One of the last remaining relics from the bygone era of pre-digital publishing, Robert Smail’s Printing Works is well worth a visit. The works was established by Mr Smail in 1866 and the business remained in the family until it was eventually taken over by the National Trust for Scotland in 1986 and converted into a living museum. The original set-up, including the machinery, the layout of the workshops and the printing process itself have all been preserved and the works are still fully operational to this day with the centre continuing to print niche jobs such as wedding invitations, posters and personal stationery.
The museum provides an insight into the various processes and trades that formed part of the printing industry and that have fundamentally shaped so much of the digital infrastructure we have grown to rely on in this day and age. In an era in which so many of us are often responsible for writing, checking, setting and printing our own texts, it is easy to forget that not so long ago, each of the separate stages in this process was carried out by a highly skilled tradesman: a handwritten copy of the text would arrive at the works and would be passed to the compositor to be set; a proof would be created, which would be carefully checked for typesetting errors and, when approved, would be passed to the printer who would then set to work fulfilling the order.

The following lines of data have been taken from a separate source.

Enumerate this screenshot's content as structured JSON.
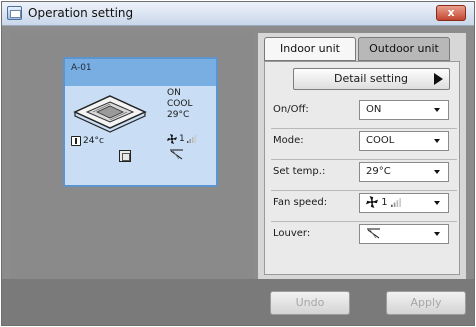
{
  "window": {
    "title": "Operation setting",
    "close_label": "x"
  },
  "unit_card": {
    "name": "A-01",
    "status": {
      "power": "ON",
      "mode": "COOL",
      "set_temp": "29°C"
    },
    "room_temp": "24°c",
    "fan_level": "1",
    "icons": {
      "unit": "ceiling-cassette-icon",
      "thermometer": "thermometer-icon",
      "filter": "filter-icon",
      "fan": "fan-icon",
      "louver": "louver-icon"
    }
  },
  "tabs": [
    {
      "label": "Indoor unit",
      "active": true
    },
    {
      "label": "Outdoor unit",
      "active": false
    }
  ],
  "detail_setting": {
    "label": "Detail setting"
  },
  "settings": {
    "onoff": {
      "label": "On/Off:",
      "value": "ON"
    },
    "mode": {
      "label": "Mode:",
      "value": "COOL"
    },
    "set_temp": {
      "label": "Set temp.:",
      "value": "29°C"
    },
    "fan_speed": {
      "label": "Fan speed:",
      "value": "1"
    },
    "louver": {
      "label": "Louver:",
      "value": ""
    }
  },
  "footer": {
    "undo_label": "Undo",
    "apply_label": "Apply"
  },
  "colors": {
    "card_border": "#5b94cf",
    "card_header": "#79aee2",
    "card_body": "#c9def4",
    "close_button": "#c2462f"
  }
}
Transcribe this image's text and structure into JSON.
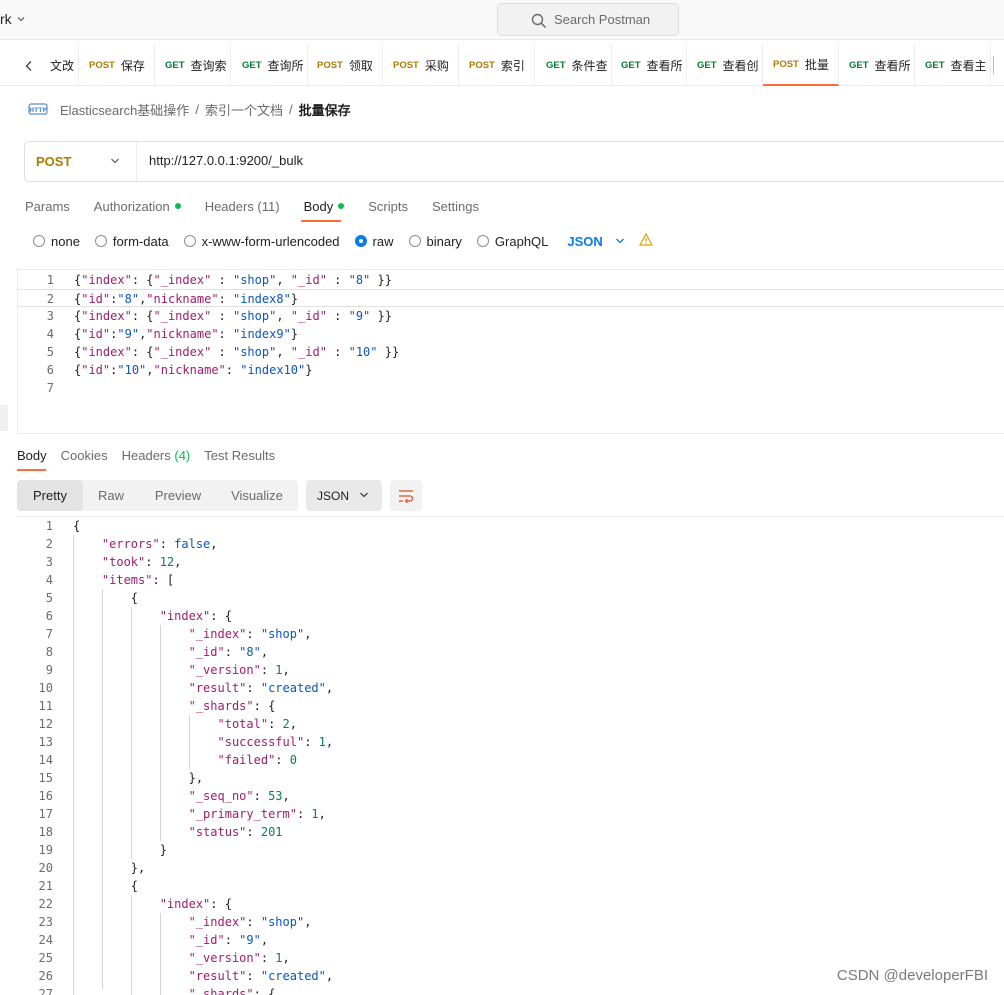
{
  "topbar": {
    "workspace_label": "rk",
    "search_placeholder": "Search Postman"
  },
  "tabs": [
    {
      "method": "",
      "label": "文改"
    },
    {
      "method": "POST",
      "label": "保存"
    },
    {
      "method": "GET",
      "label": "查询索"
    },
    {
      "method": "GET",
      "label": "查询所"
    },
    {
      "method": "POST",
      "label": "领取"
    },
    {
      "method": "POST",
      "label": "采购"
    },
    {
      "method": "POST",
      "label": "索引"
    },
    {
      "method": "GET",
      "label": "条件查"
    },
    {
      "method": "GET",
      "label": "查看所"
    },
    {
      "method": "GET",
      "label": "查看创"
    },
    {
      "method": "POST",
      "label": "批量"
    },
    {
      "method": "GET",
      "label": "查看所"
    },
    {
      "method": "GET",
      "label": "查看主"
    }
  ],
  "breadcrumb": {
    "icon": "http-icon",
    "items": [
      "Elasticsearch基础操作",
      "索引一个文档",
      "批量保存"
    ],
    "separator": "/"
  },
  "request": {
    "method": "POST",
    "url": "http://127.0.0.1:9200/_bulk",
    "tabs": [
      {
        "label": "Params",
        "dot": false
      },
      {
        "label": "Authorization",
        "dot": true
      },
      {
        "label": "Headers (11)",
        "dot": false
      },
      {
        "label": "Body",
        "dot": true
      },
      {
        "label": "Scripts",
        "dot": false
      },
      {
        "label": "Settings",
        "dot": false
      }
    ],
    "body_types": [
      "none",
      "form-data",
      "x-www-form-urlencoded",
      "raw",
      "binary",
      "GraphQL"
    ],
    "selected_body_type": "raw",
    "language": "JSON",
    "body_lines": [
      "{\"index\": {\"_index\" : \"shop\", \"_id\" : \"8\" }} ",
      "{\"id\":\"8\",\"nickname\": \"index8\"} ",
      "{\"index\": {\"_index\" : \"shop\", \"_id\" : \"9\" }} ",
      "{\"id\":\"9\",\"nickname\": \"index9\"} ",
      "{\"index\": {\"_index\" : \"shop\", \"_id\" : \"10\" }} ",
      "{\"id\":\"10\",\"nickname\": \"index10\"} ",
      ""
    ]
  },
  "response": {
    "tabs": [
      "Body",
      "Cookies",
      "Headers",
      "Test Results"
    ],
    "headers_count": "(4)",
    "views": [
      "Pretty",
      "Raw",
      "Preview",
      "Visualize"
    ],
    "active_view": "Pretty",
    "format": "JSON",
    "lines": [
      "{",
      "    \"errors\": false,",
      "    \"took\": 12,",
      "    \"items\": [",
      "        {",
      "            \"index\": {",
      "                \"_index\": \"shop\",",
      "                \"_id\": \"8\",",
      "                \"_version\": 1,",
      "                \"result\": \"created\",",
      "                \"_shards\": {",
      "                    \"total\": 2,",
      "                    \"successful\": 1,",
      "                    \"failed\": 0",
      "                },",
      "                \"_seq_no\": 53,",
      "                \"_primary_term\": 1,",
      "                \"status\": 201",
      "            }",
      "        },",
      "        {",
      "            \"index\": {",
      "                \"_index\": \"shop\",",
      "                \"_id\": \"9\",",
      "                \"_version\": 1,",
      "                \"result\": \"created\",",
      "                \"_shards\": {"
    ]
  },
  "watermark": "CSDN @developerFBI"
}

The layout of the museum itself reflects this process: the casing room is located upstairs and is filled with the equipment required for producing the plate from which the text will be printed. Here there are a myriad of trays filled with letters of varying sizes and fonts, there are the materials required to pack the letters tightly into the frame, and there is the old Columbia Eagle press used for printing proofs of the assembled texts. Downstairs, the printing room boasts an impressive collection of machinery: from the early pedal-powered Arab Clamshell letterpress, whose design dates back to 1872, to the legendary Heidleberg windmill machine, described by the British Letterpress website as the final letterpress workhorse used in the UK. Finally, separate to the print room, there is the office, preserved as it was on the final day of the works’ commercial operation in 1986. Peering through the guardbooks, which hold a copy of every job printed at the works, visitors are given a fascinating glimpse of an era that has long since passed. They show both the works’ links with the thriving local community and the world beyond: close to home are posters for local community events and the annual St Ronan’s calendar, named after the monk who is said to have founded Innerleithen, and still updated and printed by the works to this very day; further afield, tickets printed for passages on boats travelling to the New World hint at the formation of Scotland’s diaspora, and the tweed pricelists destined for cities all over the world show links with another borders’ industry has also perished.
The place is pervaded by a sense of nostalgia: watching the Arab Clamshell in operation it is hard not to be struck by a reverence towards the ingenuity and imagination of the engineers of the industrial revolution; it is hard not to be amazed when confronted by an industry whose operation required neither computers nor electricity; and it is hard not to feel a pang of sadness at the passing of an era in which craftsmanship was used to produce tangible, physical artefacts with a sense permanence that is markedly absent from those of our own.
Like so many of the phrases and sayings explained by the guides—upper and lower case (in the casing room, the capital letters were kept in the case above the small ones), put it to bed (putting the frame on the bed of the printer and printing it forces us to forget all about it because it can no longer be changed), not the full shilling (a shilling was often used to check the height of lines of type—an afternoon spent in the sanctuary of Innerleithen is rewarding, not only for being an entertaining way to pass an afternoon, but also for its ability to remind us of where we have come from and reveal something of the industrial heritage that has so heavily shaped the world in which we live.